JM: Did you witness any executions?

D: I did something extreme which made it possible for me to leave Evin prison after a short time – so I did not witness an execution.

But I have so many friends from training who did.

Five days after I left, eight people were executed in one morning. 

Executions take place around dawn, just as many soldiers arrive to start their day’s work.

My friend told me that one morning when he arrived, there were many people at the entrance. 

They were shouting and crying. 

He went inside the grounds and he saw eight bodies hanging in the air.

Any soldier who helps with the execution is rewarded with two days holiday. 

There is so much competition to do this that the junior soldiers never get to do it.

If, for example, eight people are to be executed, six or seven soldiers are required for duties.

The chair has to be set up, and the rope has to be fastened around the neck, and someone must pull the chair.

And someone has to put the dead body in the bag.

You cannot imagine how I felt as I watched the soldiers being eager to do these things.

JM: How did working in Evin Prison affect you psychologically?

D: I found it to be a mentally sick place and I could not tolerate being there.

And after I left, I had very bad dreams every night for two months. Of course I was dreaming that I was still there.

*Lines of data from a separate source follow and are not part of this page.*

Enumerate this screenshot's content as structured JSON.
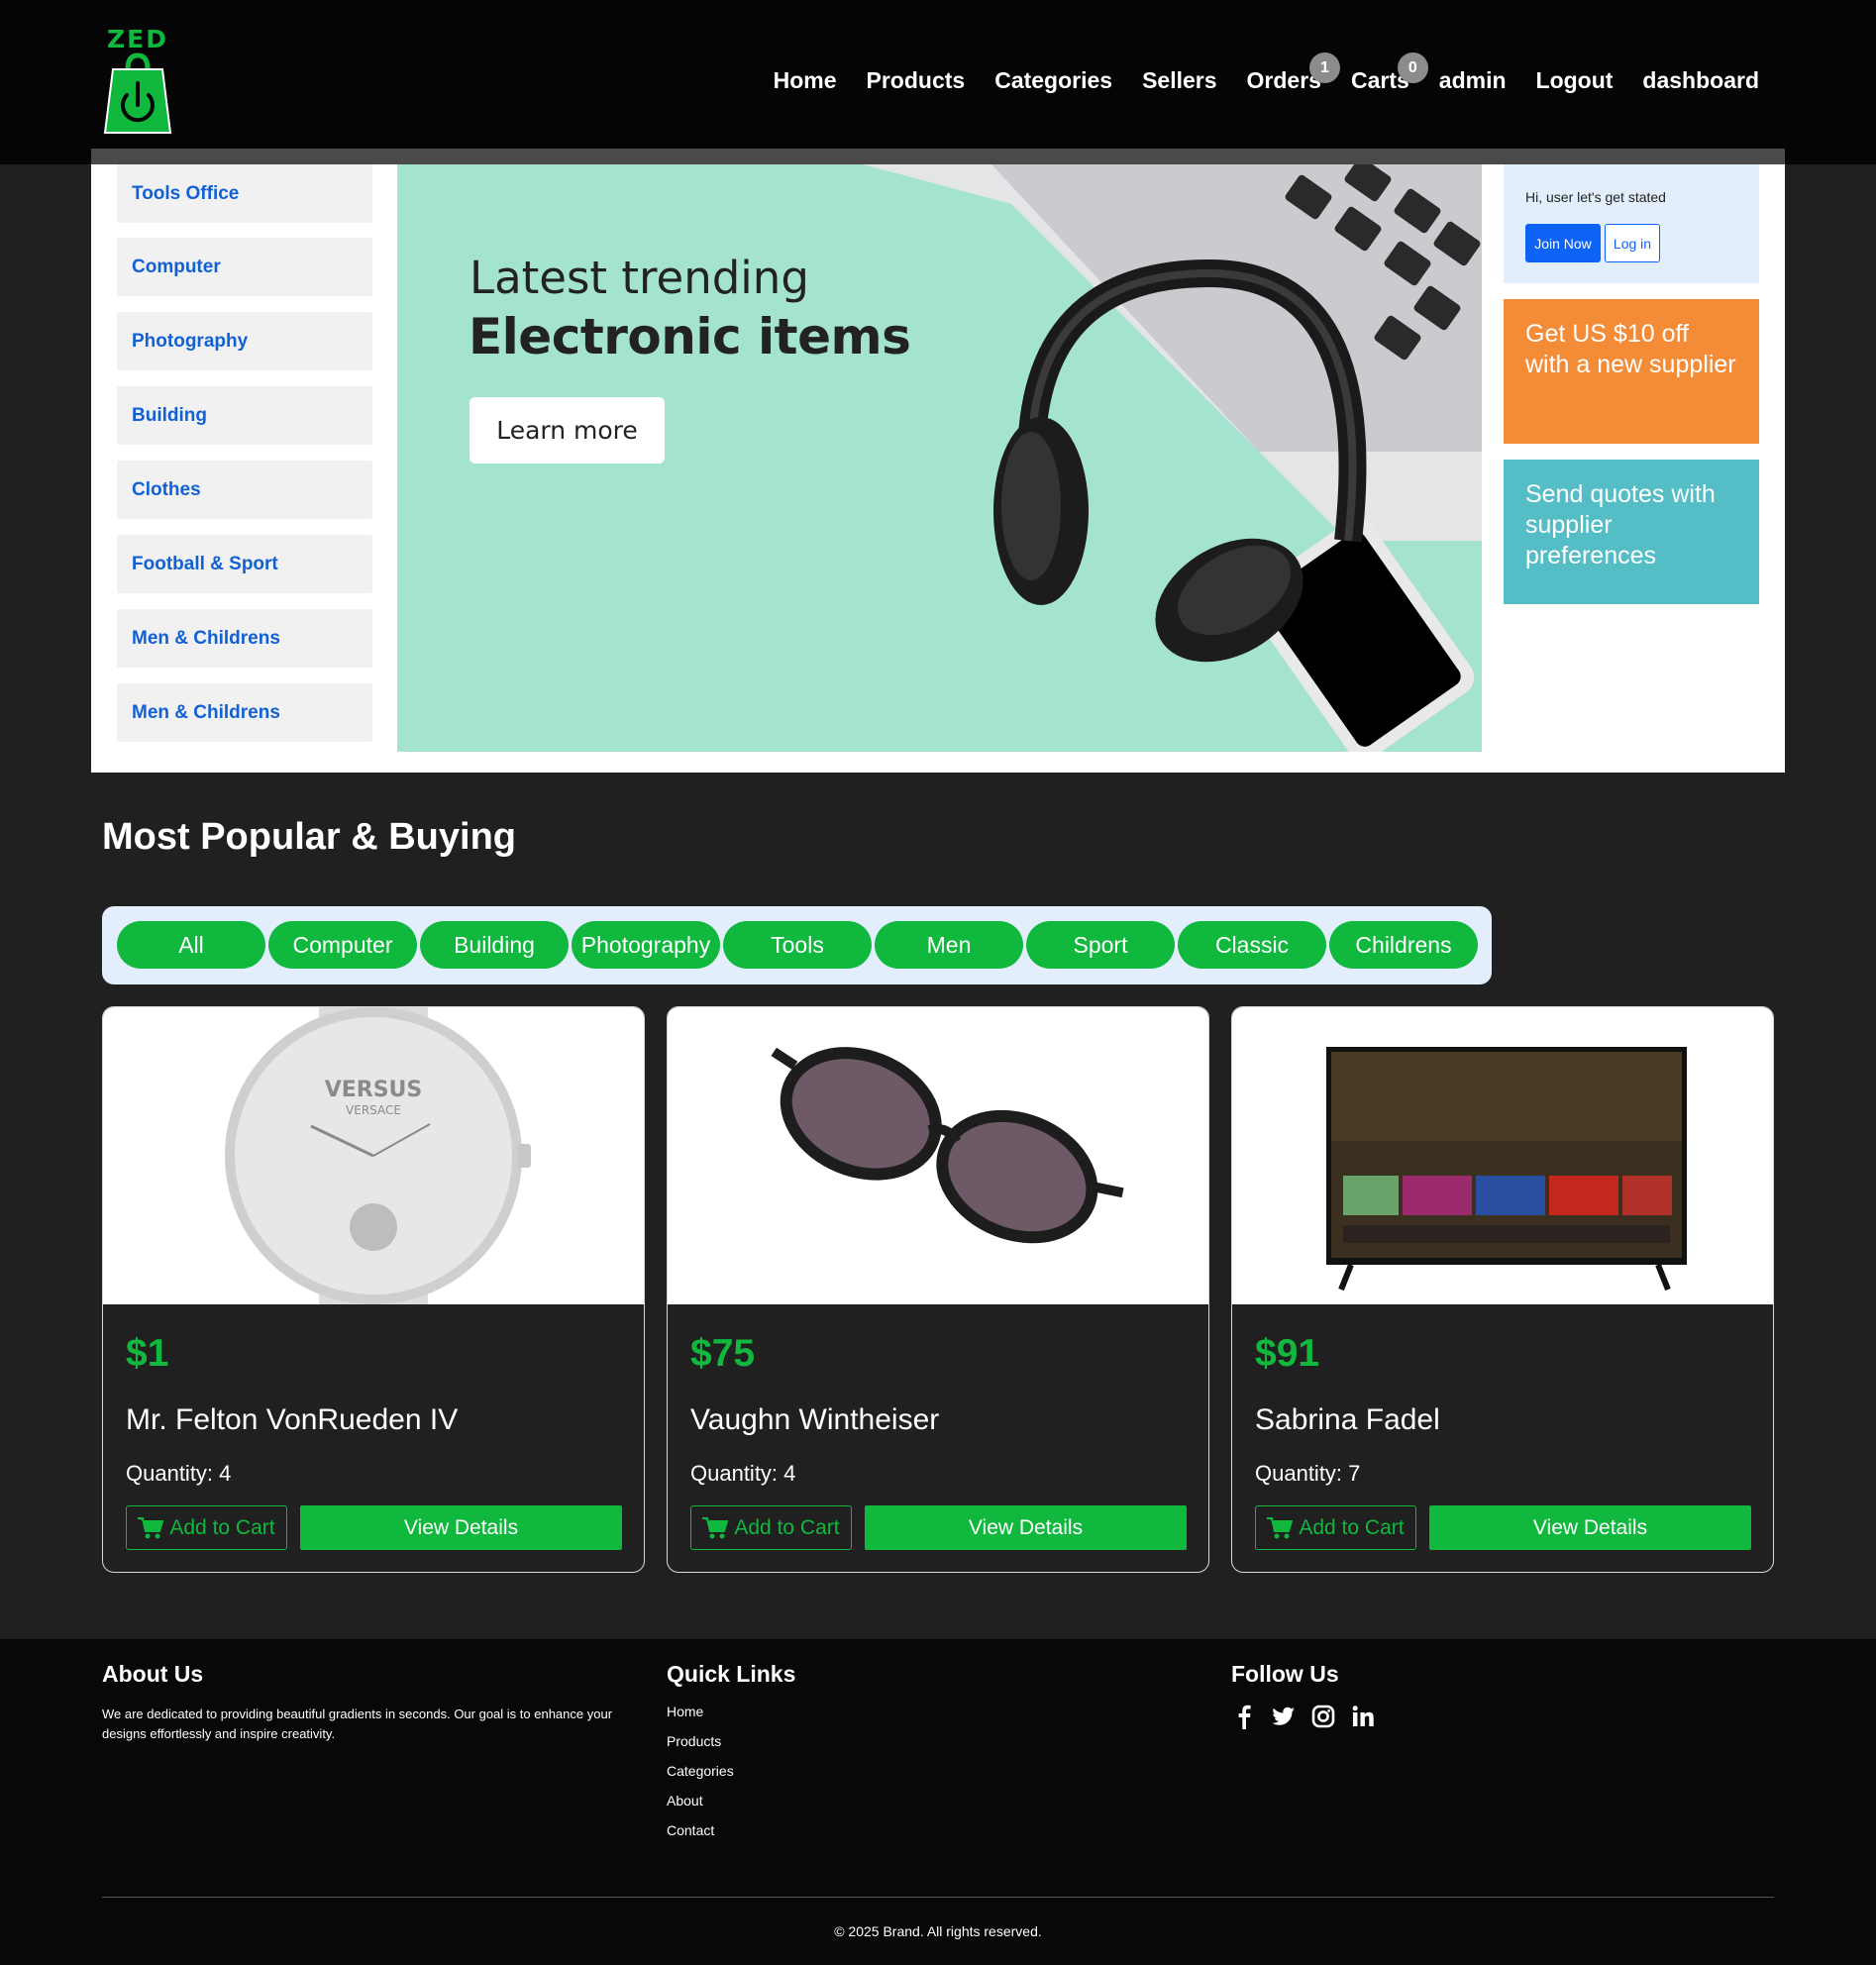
{
  "brand": {
    "logo_text": "ZED",
    "brand_color": "#10b83e"
  },
  "nav": {
    "items": [
      {
        "label": "Home"
      },
      {
        "label": "Products"
      },
      {
        "label": "Categories"
      },
      {
        "label": "Sellers"
      },
      {
        "label": "Orders",
        "badge": "1"
      },
      {
        "label": "Carts",
        "badge": "0"
      },
      {
        "label": "admin"
      },
      {
        "label": "Logout"
      },
      {
        "label": "dashboard"
      }
    ]
  },
  "sidebar": {
    "categories": [
      "Tools Office",
      "Computer",
      "Photography",
      "Building",
      "Clothes",
      "Football & Sport",
      "Men & Childrens",
      "Men & Childrens"
    ]
  },
  "banner": {
    "line1": "Latest trending",
    "line2": "Electronic items",
    "button": "Learn more",
    "background_color": "#a4e3cf"
  },
  "account": {
    "greeting": "Hi, user let's get stated",
    "join_label": "Join Now",
    "login_label": "Log in"
  },
  "promos": [
    {
      "text": "Get US $10 off with a new supplier",
      "color": "#f38b37"
    },
    {
      "text": "Send quotes with supplier preferences",
      "color": "#55bdc6"
    }
  ],
  "popular": {
    "title": "Most Popular & Buying",
    "filters": [
      "All",
      "Computer",
      "Building",
      "Photography",
      "Tools",
      "Men",
      "Sport",
      "Classic",
      "Childrens"
    ],
    "products": [
      {
        "price": "$1",
        "name": "Mr. Felton VonRueden IV",
        "quantity": "Quantity: 4",
        "image": "watch-image",
        "cart_label": "Add to Cart",
        "details_label": "View Details"
      },
      {
        "price": "$75",
        "name": "Vaughn Wintheiser",
        "quantity": "Quantity: 4",
        "image": "sunglasses-image",
        "cart_label": "Add to Cart",
        "details_label": "View Details"
      },
      {
        "price": "$91",
        "name": "Sabrina Fadel",
        "quantity": "Quantity: 7",
        "image": "tv-image",
        "cart_label": "Add to Cart",
        "details_label": "View Details"
      }
    ]
  },
  "footer": {
    "about_title": "About Us",
    "about_text": "We are dedicated to providing beautiful gradients in seconds. Our goal is to enhance your designs effortlessly and inspire creativity.",
    "links_title": "Quick Links",
    "links": [
      "Home",
      "Products",
      "Categories",
      "About",
      "Contact"
    ],
    "follow_title": "Follow Us",
    "social": [
      "facebook-icon",
      "twitter-icon",
      "instagram-icon",
      "linkedin-icon"
    ],
    "copyright": "© 2025 Brand. All rights reserved."
  }
}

Now I am okay.

This interview now appears on Iran Press Watch and The Comment Factory.